The bristlemouth, a small ugly genus of fish found in the ocean twilight zone, is probably the most common vertebrate on the planet – estimates go as high as the quadrillions.
Three hundred metres below the surface of the ocean, a little predator fish called the bristlemouth swims around in the murky twilight. It glows a little, as many fish do down there, and it spends its time eating plankton and miniature crustaceans, avoiding being eaten by larger predators, and making more bristlemouths. It’s not a big fish, between 2 and 20cm depending on the species, of which there are 32 in 8 related genera. But it is a common one.
It’s difficult to estimate how many fish are in the sea. Typical research methods include net trawling and sonar measurements. And every time someone trawls the mesopelagic twilight zone, whether they do so in the Pacific, or the Atlantic, or the Indian Ocean, what they find are bristlemouths. Lots of bristlemouths… more than any other fish by a significant margin.

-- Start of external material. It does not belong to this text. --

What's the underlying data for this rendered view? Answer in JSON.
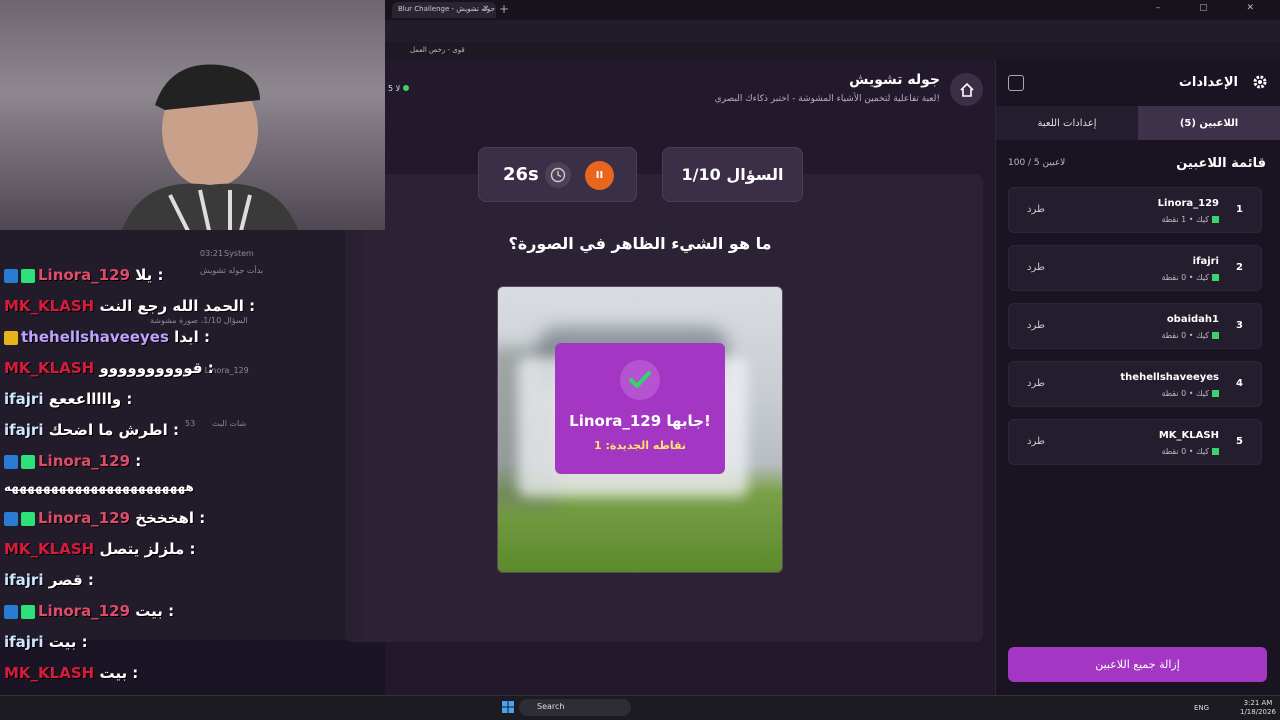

So, if we take our best estimate of the range of the bristlemouth, and our best estimate of the number of bristlemouth in that range, we come up with an estimate for the number of bristlemouth in the world. And that estimate ranges from the trillions up into the quadrillions. Yup, that’s 1,000,000,000,000,000 bristlemouths swimming around. This little fish is easily the most common vertebrate (animal with a backbone) in the world.
- Large mesopelagic fishes biomass and trophic efficiency in the open ocean
- An ocean mystery in the trillions
I live in Auckland, New Zealand, and am curious about most things.